(If you missed Part 1, it is archived. Just click on the title adjacent to the side of this story.)
In addition to the drought, Saddam Hussein’s policies that lead to the lack of water, and the desertification and salinization of the land, their are two other major reasons water is disappearing from the Tigris and Euphrates Rivers.
Factor #4 - Dams
While the first known dam was built about 3,000 BC in Egypt, the use of dams is relatively new to this area. Because of the droughts and in an effort to conserve water to drink, for farming, irrigation and electric power, dams were built.
By 2009 building of dams in Turkey, Syria, and Iraq began in earnest. Other dams have been built and many more are planned in the future on the Tigris and Euphrates Rivers.
Completion of GAP (Great Anatolian Project), a series of 22 dams planned by Turkey, was scheduled for completion by 2010. It has been delayed because the World Bank has withheld funding due to the lack of an official agreement on water sharing between Turkey and the downstream states on the Euphrates and the Tigris. This has led to the drying up of the once Fertile Crescent and has expanded the deserts. It is estimated that when complete, the GAP dams will reduce the Euphrates flow by 70-80%. Turkey does not acknowledge international water law and controls water flow to Syria and Iraq at will. In the summer of 2014 Turkey completely cut off water to Syria on the Euphrates.
As a result of efforts to accommodate the dams and in order to create the reservoirs and lakes caused by damming up the water, hundreds of historical sites have been flooded.

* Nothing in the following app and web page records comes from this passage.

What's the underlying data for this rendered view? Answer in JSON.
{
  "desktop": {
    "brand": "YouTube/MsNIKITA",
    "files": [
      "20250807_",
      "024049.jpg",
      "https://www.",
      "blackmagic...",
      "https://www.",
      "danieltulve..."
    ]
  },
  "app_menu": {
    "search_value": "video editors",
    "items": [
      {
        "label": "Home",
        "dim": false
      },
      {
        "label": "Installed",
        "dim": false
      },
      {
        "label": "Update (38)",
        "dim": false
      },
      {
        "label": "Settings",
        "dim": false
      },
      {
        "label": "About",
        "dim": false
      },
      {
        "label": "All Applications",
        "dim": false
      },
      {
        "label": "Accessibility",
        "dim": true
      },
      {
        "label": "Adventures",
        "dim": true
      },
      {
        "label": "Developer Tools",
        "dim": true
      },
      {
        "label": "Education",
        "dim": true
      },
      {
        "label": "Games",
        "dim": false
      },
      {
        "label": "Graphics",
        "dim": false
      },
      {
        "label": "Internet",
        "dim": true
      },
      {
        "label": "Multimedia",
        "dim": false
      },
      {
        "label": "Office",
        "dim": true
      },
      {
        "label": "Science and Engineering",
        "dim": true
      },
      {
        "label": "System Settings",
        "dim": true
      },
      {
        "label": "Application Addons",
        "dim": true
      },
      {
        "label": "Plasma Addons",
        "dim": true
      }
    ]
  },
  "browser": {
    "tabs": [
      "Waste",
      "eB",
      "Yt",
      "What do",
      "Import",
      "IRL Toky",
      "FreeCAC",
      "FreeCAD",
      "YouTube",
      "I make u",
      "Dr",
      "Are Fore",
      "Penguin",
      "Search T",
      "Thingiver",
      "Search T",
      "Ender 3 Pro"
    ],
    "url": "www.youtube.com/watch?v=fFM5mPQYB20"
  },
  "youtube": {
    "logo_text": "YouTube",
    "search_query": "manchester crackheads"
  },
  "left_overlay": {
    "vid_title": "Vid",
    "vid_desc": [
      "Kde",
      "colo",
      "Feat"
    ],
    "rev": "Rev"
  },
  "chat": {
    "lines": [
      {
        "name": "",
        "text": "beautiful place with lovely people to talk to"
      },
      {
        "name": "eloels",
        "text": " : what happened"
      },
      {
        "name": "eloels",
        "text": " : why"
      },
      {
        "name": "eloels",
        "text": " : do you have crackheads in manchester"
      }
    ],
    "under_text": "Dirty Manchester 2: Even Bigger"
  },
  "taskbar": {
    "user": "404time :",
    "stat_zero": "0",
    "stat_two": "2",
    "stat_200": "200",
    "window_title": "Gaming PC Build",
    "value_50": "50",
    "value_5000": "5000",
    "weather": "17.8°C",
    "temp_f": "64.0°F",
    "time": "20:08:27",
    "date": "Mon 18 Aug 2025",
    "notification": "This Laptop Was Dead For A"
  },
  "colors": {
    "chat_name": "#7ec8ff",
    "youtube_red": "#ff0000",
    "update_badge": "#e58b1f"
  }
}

The dams also mean something else. The dams are a weapon. Water is a unique weapon in the war that is raging in this part of the world. Whoever can control a dam (Turkey, Syria, Isis, etc.) can unleash a flood of water on cities downstream; or by denying them precious water, they can also dry up the river and the food supply. Those downstream are at the mercy of their upstream neighbors.
Images acquired by NASA’s Landsat 5 satellite show considerable shrinking of the Qadisiyah Reservoir in Iraq between September 7, 2006, and September 15, 2009.
Factor #5 Population Growth
At the same time these four factors are happening there is a fifth factor. According to data from the World Bank, the combined population of Syria and Iraq, despite the wars, has grown from nearly 16 million in 1970 to nearly 55 million people in 2015. Population growth puts enormous pressure on the water and food supply.
To Jews, Christians, Muslims, atheists, Buddhists, Hindus, etc. - just if you are a citizen of planet earth, there is no denying that this area is drying up. It is transforming the area from the “bread basket” of the Fertile Crescent into what the prophet Isaiah called the “Desert by the Sea” Isaiah 21:1-9 .
As is found in Matthew 24:3-8 (NASB) “….the disciples came to Him privately, saying, “Tell us, when will these things happen, and what will be the sign of Your coming, and of the end of the age?” And Jesus answered and said to them, “See to it that no one misleads you. For many will come in My name, saying, ‘I am the Christ,’ and will mislead many. You will be hearing of wars and rumors of wars. See that you are not frightened, for those things must take place, but that is not yet the end. For nation will rise against nation, and kingdom against kingdom, and in various places there will be famines and earthquakes. But all these things are merely the beginning of birth pangs.”
It is understood that, much like birth pangs, the signs that mark the end of the age will appear with greater frequency and intensity as the end draws near.
In one of GOD’S OTHER WAYS© and in preparation for Christ’s return, is this situation in the Middle East fulfilling yet another Biblical prophecy?
Map courtesy of The Economist.